Website and app data records:
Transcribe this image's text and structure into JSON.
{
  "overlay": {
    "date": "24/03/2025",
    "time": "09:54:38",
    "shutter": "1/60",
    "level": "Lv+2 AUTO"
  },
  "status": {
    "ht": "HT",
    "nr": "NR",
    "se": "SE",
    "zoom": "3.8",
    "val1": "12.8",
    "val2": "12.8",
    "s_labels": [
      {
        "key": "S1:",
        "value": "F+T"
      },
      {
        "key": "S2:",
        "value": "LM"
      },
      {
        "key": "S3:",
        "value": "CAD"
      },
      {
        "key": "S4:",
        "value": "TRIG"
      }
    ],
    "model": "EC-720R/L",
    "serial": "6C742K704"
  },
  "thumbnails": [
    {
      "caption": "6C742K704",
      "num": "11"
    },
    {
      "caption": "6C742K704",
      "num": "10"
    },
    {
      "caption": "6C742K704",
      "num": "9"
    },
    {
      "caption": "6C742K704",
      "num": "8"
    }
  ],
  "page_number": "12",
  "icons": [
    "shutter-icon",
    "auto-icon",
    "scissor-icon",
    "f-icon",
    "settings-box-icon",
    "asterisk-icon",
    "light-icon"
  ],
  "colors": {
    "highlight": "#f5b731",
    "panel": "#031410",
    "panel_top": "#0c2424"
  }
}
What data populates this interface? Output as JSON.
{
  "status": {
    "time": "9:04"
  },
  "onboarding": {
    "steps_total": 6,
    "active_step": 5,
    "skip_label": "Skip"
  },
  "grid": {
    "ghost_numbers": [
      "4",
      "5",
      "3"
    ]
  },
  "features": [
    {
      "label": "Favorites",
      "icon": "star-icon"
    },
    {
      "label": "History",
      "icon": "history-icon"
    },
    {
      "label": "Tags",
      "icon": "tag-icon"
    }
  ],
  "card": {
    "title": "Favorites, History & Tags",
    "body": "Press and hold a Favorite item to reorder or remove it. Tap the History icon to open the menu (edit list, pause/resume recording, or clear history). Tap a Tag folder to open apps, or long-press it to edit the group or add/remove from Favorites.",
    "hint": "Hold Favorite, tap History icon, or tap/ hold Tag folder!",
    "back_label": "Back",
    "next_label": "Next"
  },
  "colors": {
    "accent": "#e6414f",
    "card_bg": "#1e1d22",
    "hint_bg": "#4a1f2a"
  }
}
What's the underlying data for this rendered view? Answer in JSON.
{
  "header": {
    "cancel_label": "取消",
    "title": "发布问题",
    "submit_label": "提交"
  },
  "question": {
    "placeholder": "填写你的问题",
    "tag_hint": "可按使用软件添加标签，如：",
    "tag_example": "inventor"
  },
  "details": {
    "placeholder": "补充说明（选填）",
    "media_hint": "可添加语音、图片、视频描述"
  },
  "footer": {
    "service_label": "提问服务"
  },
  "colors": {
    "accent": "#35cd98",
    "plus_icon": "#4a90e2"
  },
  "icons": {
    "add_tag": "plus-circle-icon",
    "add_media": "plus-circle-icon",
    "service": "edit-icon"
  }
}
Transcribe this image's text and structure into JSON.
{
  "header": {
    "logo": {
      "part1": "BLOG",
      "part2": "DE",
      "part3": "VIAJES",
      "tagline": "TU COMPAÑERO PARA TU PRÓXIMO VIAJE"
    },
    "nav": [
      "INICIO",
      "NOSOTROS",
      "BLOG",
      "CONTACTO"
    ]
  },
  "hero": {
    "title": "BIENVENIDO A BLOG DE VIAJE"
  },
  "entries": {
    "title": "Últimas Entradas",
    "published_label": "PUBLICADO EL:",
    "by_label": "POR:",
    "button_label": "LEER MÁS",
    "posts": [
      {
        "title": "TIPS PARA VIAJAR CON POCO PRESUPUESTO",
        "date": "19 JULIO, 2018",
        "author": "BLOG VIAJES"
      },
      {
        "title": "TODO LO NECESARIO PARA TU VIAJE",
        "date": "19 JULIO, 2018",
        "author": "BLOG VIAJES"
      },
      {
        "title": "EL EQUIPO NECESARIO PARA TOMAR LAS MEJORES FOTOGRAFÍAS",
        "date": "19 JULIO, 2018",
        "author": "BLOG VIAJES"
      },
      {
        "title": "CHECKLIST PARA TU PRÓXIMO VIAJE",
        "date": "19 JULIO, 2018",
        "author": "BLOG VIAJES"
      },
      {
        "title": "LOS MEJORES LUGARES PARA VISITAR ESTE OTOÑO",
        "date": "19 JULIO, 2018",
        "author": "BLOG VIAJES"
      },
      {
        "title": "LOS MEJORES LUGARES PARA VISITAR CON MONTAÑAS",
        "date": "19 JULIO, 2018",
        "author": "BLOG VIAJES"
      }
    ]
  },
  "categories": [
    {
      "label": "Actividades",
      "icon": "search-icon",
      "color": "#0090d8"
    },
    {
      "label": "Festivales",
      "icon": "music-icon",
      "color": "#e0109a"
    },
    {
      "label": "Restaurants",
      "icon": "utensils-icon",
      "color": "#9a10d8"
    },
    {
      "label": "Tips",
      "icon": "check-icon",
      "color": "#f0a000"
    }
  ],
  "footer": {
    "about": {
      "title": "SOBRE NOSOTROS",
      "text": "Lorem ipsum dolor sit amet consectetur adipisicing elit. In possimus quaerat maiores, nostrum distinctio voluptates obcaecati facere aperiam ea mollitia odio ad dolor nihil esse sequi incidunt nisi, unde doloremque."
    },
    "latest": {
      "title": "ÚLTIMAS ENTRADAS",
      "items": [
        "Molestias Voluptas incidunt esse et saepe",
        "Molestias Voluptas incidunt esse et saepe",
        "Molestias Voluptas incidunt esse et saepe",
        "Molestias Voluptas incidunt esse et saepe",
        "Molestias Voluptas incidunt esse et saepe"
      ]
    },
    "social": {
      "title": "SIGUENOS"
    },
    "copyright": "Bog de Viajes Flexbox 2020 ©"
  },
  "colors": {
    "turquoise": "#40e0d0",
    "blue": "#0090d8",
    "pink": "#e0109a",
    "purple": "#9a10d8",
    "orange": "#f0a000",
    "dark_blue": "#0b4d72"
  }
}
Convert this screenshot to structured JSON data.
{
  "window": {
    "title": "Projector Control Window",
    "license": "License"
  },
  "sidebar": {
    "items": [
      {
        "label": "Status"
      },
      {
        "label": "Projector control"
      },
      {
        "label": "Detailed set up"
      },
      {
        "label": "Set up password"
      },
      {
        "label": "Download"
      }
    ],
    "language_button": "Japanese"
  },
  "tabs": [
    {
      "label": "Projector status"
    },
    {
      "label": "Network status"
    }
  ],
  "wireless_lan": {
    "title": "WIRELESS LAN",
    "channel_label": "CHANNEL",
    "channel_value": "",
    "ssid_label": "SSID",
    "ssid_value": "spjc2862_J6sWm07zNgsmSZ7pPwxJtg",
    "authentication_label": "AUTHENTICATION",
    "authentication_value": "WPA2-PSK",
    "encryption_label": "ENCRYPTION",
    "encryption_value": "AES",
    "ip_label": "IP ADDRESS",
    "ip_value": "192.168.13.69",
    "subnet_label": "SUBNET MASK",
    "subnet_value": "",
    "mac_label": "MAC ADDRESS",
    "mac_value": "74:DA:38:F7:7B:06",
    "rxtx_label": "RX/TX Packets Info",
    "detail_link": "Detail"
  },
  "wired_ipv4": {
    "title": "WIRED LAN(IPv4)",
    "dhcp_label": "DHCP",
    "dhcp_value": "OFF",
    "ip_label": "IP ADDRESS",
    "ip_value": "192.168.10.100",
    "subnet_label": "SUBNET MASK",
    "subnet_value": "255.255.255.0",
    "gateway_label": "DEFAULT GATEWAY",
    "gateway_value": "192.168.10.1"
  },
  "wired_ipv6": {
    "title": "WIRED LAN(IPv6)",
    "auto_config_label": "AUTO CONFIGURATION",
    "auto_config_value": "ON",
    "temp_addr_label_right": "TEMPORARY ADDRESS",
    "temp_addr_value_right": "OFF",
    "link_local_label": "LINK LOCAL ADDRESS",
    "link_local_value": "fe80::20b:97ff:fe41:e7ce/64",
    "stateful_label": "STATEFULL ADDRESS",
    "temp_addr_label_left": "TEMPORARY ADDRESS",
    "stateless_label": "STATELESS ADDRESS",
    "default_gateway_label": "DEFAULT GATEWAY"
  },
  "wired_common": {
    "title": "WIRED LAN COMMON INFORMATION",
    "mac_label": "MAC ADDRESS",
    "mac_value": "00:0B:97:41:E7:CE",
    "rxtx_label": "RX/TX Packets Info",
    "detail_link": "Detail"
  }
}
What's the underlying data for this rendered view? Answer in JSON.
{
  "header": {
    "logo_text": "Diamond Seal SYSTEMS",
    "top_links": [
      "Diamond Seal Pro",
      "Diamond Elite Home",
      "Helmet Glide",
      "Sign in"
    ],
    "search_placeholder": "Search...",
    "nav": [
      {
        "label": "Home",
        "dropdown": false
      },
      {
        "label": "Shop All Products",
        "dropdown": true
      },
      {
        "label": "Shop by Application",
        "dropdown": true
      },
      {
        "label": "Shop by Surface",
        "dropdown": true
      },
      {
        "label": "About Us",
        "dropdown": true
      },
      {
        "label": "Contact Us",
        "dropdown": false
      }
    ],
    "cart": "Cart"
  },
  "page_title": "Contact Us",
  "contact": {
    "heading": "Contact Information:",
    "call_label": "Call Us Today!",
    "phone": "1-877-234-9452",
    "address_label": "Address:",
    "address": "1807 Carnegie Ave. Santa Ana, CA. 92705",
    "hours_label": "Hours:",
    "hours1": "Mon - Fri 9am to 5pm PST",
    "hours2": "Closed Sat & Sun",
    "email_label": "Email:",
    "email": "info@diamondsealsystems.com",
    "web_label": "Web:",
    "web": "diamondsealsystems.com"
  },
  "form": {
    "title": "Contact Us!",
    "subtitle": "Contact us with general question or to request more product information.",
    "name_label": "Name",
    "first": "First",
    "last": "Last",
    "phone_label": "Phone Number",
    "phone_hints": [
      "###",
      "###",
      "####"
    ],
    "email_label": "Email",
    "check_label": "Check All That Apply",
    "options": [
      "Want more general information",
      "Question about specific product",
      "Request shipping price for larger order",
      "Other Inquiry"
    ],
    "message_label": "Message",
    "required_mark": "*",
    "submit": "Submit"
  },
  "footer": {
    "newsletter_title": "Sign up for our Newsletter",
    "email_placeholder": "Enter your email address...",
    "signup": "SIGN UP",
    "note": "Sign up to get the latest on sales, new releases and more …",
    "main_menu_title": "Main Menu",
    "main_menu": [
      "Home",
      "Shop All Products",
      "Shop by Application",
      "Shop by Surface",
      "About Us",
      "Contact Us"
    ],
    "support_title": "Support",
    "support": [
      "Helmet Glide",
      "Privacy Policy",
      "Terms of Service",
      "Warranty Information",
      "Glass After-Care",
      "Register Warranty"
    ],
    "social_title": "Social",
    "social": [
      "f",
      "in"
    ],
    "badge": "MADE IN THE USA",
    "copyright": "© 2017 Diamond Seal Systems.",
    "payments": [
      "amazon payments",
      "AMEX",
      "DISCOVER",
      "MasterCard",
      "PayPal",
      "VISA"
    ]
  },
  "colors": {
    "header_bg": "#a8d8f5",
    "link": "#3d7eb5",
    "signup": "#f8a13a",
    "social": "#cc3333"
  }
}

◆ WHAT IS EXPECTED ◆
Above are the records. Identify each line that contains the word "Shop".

◆ TASK OUTPUT ◆
        "label": "Shop All Products",
        "label": "Shop by Application",
        "label": "Shop by Surface",
      "Shop All Products",
      "Shop by Application",
      "Shop by Surface",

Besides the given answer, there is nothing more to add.